Poinsettias originate from Mexico, where they bloom during the winter. They prefer bright, sunny windows and evenly moist conditions. But for the colorful bracts to develop, they have to have nights longer than 12 hours.
They begin to set buds and produce flowers as the nights become longer than days. In Georgia, this happens around Sept. 25. If you don't provide artificially long "nights," poinsettias will stay green all winter.
Trigger New Bracts
To trigger new bracts, bring poinsettias indoors in early October and place them in a sunny window. Continue to grow them as you did outdoors, except with less fertilizer.
Beginning that week, keep the plant in complete darkness for 14 continuous hours each night by moving plants into a dark room or placing a large box over them.
If light reaches the plant accidentally during this period, it may revert to its vegetative state and stay green. During the day, allow 6 to 8 hours of bright sunlight. Keep this up for eight to 10 weeks, or until about Nov. 15.

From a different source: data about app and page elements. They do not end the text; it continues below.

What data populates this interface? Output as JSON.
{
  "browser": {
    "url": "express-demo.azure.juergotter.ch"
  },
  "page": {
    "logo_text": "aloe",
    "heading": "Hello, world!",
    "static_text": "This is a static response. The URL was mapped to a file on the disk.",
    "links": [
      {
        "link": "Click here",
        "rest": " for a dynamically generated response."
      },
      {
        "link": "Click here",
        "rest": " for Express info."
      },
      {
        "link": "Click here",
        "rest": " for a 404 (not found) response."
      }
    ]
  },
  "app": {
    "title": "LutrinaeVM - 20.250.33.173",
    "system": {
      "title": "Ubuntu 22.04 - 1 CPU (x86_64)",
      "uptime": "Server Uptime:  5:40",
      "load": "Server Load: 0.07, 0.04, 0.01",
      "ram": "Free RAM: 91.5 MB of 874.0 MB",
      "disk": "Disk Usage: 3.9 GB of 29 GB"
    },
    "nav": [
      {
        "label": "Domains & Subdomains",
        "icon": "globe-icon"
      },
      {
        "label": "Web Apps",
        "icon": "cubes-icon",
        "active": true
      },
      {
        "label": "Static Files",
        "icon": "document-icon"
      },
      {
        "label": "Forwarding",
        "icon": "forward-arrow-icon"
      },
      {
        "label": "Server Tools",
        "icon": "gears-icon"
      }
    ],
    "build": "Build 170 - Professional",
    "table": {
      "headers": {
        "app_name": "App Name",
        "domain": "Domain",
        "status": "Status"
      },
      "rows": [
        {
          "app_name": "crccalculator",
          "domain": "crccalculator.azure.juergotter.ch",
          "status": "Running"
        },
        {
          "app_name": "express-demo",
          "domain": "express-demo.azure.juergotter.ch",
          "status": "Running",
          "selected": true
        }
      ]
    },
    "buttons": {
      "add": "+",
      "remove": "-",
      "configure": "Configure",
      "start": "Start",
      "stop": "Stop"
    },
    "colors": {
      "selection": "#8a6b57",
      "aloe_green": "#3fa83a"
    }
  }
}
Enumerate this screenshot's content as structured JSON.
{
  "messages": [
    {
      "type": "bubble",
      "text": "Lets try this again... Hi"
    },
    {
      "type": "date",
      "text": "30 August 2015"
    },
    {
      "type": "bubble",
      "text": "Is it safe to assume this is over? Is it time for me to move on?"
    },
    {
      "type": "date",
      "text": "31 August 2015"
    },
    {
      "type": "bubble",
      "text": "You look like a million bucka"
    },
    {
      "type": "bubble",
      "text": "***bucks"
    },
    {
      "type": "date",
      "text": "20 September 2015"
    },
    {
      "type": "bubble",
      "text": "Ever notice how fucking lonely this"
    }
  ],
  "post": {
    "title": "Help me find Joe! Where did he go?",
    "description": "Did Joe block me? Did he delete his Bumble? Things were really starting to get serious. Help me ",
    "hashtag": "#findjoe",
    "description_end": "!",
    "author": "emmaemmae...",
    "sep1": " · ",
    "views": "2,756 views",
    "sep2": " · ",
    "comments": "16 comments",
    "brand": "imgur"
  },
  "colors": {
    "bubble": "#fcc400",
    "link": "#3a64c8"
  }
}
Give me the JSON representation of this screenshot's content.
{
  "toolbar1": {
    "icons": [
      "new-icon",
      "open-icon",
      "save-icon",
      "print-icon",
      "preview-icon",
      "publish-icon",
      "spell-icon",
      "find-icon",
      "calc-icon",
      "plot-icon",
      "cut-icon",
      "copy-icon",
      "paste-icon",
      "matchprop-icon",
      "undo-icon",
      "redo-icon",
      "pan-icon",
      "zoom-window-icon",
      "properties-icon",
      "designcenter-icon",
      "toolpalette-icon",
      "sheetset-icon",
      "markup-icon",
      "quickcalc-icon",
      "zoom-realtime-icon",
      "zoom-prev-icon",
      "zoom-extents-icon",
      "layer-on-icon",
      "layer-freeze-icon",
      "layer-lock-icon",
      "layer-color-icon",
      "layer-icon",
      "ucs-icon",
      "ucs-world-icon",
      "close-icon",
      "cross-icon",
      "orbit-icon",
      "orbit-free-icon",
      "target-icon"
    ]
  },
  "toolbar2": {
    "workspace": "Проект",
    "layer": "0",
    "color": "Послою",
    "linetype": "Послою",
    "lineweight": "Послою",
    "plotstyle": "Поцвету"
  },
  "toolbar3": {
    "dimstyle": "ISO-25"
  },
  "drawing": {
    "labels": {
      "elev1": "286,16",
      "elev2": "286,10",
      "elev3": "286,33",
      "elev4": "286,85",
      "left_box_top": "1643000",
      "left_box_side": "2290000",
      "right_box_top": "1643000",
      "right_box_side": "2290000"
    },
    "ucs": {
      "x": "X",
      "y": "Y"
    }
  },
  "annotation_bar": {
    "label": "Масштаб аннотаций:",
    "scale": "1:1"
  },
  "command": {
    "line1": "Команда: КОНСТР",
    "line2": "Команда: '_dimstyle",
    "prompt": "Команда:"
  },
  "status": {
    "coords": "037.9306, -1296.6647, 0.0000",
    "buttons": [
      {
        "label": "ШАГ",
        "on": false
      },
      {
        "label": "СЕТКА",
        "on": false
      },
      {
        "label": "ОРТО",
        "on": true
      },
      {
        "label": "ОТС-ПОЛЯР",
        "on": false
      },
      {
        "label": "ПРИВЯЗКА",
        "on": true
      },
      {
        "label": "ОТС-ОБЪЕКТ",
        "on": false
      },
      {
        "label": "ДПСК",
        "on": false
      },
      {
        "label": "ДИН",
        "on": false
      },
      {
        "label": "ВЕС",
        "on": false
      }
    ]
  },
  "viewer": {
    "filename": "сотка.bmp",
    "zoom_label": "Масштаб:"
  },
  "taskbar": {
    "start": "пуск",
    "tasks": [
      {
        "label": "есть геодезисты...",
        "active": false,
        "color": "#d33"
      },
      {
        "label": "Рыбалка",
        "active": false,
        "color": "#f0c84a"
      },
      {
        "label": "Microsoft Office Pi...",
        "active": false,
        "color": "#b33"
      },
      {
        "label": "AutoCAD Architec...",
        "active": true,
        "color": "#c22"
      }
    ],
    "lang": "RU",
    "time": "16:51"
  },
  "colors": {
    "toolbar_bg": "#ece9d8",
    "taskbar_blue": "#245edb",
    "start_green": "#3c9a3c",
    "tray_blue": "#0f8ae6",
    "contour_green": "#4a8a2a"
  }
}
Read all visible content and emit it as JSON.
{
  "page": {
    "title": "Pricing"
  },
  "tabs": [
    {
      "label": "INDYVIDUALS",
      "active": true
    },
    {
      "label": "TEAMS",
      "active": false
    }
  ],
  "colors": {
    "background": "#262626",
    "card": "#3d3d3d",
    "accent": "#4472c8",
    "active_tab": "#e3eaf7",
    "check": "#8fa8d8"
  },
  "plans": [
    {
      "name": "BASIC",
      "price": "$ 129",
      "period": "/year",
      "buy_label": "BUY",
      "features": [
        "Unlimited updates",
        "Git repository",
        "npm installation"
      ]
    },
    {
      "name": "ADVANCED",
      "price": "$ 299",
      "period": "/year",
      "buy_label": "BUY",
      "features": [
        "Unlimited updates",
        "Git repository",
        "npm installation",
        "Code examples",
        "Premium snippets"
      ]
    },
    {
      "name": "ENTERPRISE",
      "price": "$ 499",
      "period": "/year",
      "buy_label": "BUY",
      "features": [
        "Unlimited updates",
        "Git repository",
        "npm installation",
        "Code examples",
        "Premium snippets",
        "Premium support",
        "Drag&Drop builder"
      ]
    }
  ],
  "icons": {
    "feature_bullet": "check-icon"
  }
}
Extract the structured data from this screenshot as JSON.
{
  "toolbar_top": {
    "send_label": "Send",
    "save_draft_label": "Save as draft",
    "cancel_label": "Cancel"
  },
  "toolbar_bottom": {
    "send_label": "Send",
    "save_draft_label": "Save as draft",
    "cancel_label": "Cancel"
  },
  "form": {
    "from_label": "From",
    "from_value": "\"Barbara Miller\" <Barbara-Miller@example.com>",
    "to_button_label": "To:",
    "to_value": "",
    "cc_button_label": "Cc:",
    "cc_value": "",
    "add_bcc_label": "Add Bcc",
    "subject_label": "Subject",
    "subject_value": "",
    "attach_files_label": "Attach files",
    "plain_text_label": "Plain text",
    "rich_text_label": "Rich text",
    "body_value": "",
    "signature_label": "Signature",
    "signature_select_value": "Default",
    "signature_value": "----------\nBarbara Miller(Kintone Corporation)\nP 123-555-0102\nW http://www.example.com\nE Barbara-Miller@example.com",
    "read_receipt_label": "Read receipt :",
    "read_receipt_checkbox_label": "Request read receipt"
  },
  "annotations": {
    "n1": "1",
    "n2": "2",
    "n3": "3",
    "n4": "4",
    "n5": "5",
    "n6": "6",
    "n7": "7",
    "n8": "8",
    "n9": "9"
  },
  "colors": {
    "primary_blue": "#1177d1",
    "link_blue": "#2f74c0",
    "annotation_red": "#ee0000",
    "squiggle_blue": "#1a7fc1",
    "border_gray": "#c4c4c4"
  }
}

(Paul Thomas is a horticulturist with the University of Georgia College of Agricultural and Environmental Sciences.)